Isaac K. Holocaust testimony (HVT-4443) interviewed by Dana L. Kline and Joanne Weiner Rudof
Videotape testimony of Isaac K., who was born in Košice, Czechoslovakia (presently Slovakia) in 1925, the middle child of five. He recalls cordial relations with non-Jews; Hungarian occupation in 1938; his bar mitzvah shortly thereafter, which was sad due to the occupation; his father losing his business permit; learning cantorial and opera singing; German invasion in spring 1944; his arrest as a hostage in place of his father; his father obtaining his release after two weeks; ghettoization at a brick factory; a severe beating which left him unable to process information for some time; deportation with his family, except for an older brother, to Auschwitz; separation from his mother and sisters; transfer with his father and brother four days later to Kittlitztreben; slave labor laying railroad tracks; breaking his ankle; hospitalization for three weeks; assistance from a Czech prisoner nurse; a kitchen assignment; singing as he worked; a kapo giving him extra food for singing cantorial music; sharing it with his father and brother; receiving permission to pray on Rosh ha-Shanah; a clandestine service on Yom Kippur; faking an injury to be readmitted to the hospital to see his father; remaining behind during evacuation of the camp at the end of February; liberation by Soviet troops; a month-long trip home via Bratislava and Prague; finding their home destroyed; reunion with his younger sister (his mother and older sister and brother did not survive); traveling to Vienna; and his sister's emigration to Ireland, his brother's to Canada, and his and his father's to the United States. He shows photographs and documents.

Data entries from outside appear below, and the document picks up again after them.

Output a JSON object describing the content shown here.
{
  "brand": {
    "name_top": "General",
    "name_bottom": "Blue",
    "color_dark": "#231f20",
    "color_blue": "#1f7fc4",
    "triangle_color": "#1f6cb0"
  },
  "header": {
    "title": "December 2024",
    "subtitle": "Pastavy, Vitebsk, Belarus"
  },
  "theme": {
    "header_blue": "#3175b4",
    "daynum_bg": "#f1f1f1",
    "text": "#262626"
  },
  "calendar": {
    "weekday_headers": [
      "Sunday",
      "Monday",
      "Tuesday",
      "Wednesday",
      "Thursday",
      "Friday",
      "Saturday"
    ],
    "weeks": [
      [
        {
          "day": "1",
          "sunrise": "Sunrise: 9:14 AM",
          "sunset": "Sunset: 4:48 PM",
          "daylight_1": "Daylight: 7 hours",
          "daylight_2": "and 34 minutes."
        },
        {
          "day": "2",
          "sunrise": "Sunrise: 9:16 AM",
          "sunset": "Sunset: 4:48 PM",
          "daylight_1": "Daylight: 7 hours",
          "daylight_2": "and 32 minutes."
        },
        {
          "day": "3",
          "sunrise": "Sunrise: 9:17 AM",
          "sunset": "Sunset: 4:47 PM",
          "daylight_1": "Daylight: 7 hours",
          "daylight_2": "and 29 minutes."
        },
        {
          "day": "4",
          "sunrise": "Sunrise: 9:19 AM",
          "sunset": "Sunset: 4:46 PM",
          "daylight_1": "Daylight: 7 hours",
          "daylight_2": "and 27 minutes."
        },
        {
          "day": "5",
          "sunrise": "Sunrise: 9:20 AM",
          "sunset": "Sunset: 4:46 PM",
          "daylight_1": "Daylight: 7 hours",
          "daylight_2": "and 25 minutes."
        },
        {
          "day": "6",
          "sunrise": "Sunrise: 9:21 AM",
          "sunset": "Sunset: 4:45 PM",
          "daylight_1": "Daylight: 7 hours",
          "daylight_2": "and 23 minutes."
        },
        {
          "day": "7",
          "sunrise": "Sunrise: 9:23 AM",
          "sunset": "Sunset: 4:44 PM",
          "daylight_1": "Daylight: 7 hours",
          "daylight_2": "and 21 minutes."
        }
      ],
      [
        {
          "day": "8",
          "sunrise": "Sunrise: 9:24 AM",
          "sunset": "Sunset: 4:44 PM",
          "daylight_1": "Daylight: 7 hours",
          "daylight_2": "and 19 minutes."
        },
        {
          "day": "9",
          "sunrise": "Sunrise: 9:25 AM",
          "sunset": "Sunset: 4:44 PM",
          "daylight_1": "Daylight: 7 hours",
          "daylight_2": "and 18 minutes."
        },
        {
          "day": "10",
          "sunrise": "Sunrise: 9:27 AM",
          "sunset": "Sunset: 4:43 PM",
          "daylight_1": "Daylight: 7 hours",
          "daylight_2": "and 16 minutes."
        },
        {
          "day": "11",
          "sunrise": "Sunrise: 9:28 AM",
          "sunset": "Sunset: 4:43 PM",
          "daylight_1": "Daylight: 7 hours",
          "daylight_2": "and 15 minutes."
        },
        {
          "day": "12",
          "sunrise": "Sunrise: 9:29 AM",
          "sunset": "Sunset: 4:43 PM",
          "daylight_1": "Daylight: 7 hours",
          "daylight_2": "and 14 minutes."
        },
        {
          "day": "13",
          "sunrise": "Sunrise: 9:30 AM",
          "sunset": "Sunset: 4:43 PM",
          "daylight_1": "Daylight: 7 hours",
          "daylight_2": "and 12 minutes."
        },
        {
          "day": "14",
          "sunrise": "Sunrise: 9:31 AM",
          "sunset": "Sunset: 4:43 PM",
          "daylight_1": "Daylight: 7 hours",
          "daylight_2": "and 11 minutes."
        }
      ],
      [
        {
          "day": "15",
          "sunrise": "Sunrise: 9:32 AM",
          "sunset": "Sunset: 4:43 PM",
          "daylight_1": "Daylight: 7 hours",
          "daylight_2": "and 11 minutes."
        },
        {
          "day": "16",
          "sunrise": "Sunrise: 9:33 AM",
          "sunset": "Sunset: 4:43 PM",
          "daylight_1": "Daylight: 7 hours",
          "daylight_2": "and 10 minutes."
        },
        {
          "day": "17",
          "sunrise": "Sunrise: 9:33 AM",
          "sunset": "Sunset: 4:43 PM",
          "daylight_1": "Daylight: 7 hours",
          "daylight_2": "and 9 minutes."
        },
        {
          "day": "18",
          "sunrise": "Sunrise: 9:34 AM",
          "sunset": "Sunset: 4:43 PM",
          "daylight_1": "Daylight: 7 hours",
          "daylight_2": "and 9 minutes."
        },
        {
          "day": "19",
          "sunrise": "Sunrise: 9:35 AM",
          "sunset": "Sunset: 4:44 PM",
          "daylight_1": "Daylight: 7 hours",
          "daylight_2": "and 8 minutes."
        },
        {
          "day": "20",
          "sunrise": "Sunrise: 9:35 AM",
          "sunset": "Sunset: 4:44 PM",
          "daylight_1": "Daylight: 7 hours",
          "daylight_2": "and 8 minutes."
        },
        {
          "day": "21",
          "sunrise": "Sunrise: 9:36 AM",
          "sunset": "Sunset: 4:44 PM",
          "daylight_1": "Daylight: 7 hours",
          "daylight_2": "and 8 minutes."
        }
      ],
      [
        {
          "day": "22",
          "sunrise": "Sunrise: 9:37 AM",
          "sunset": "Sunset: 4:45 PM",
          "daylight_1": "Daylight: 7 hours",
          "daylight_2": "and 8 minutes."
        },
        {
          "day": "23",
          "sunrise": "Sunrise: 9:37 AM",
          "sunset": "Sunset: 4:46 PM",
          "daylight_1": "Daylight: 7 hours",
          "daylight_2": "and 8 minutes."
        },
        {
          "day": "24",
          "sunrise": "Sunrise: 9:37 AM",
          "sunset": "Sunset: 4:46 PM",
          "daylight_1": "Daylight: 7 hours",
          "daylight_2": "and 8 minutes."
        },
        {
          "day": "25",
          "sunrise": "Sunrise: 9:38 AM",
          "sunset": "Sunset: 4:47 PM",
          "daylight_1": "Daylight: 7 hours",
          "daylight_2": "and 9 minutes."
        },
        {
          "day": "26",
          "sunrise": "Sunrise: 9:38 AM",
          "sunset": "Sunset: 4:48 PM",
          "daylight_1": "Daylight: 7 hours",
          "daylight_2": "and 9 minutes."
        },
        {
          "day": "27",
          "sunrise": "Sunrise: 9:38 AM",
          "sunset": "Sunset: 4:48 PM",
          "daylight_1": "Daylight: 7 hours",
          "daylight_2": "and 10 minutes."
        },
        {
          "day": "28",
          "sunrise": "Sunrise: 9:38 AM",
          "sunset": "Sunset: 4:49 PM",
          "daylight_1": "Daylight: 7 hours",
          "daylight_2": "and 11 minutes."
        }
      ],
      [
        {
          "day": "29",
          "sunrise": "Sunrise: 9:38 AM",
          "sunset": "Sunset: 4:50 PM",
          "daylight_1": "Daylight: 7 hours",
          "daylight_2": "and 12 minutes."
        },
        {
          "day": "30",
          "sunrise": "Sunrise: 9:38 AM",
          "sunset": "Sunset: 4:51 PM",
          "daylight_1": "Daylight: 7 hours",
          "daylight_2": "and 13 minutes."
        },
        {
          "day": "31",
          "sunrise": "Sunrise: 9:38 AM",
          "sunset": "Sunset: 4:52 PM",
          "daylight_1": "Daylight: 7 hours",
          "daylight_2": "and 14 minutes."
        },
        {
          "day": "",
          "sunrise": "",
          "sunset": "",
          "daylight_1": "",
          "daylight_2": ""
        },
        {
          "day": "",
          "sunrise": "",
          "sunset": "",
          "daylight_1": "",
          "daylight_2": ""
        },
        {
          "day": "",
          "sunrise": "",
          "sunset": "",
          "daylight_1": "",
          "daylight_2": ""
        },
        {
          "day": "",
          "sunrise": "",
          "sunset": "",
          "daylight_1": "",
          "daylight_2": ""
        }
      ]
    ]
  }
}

- New Haven, Conn. : Fortunoff Video Archive for Holocaust Testimonies, 2011
- Interview Date
- June 13, 2011.
Prague (Czech Republic)
- 3 copies: DVCam master; Betacam SP submaster; and 1/2 in. VHS with time coding.
- Cite As
- Isaac K. Holocaust Testimony (HVT-4443). Fortunoff Video Archive for Holocaust Testimonies, Yale University Library.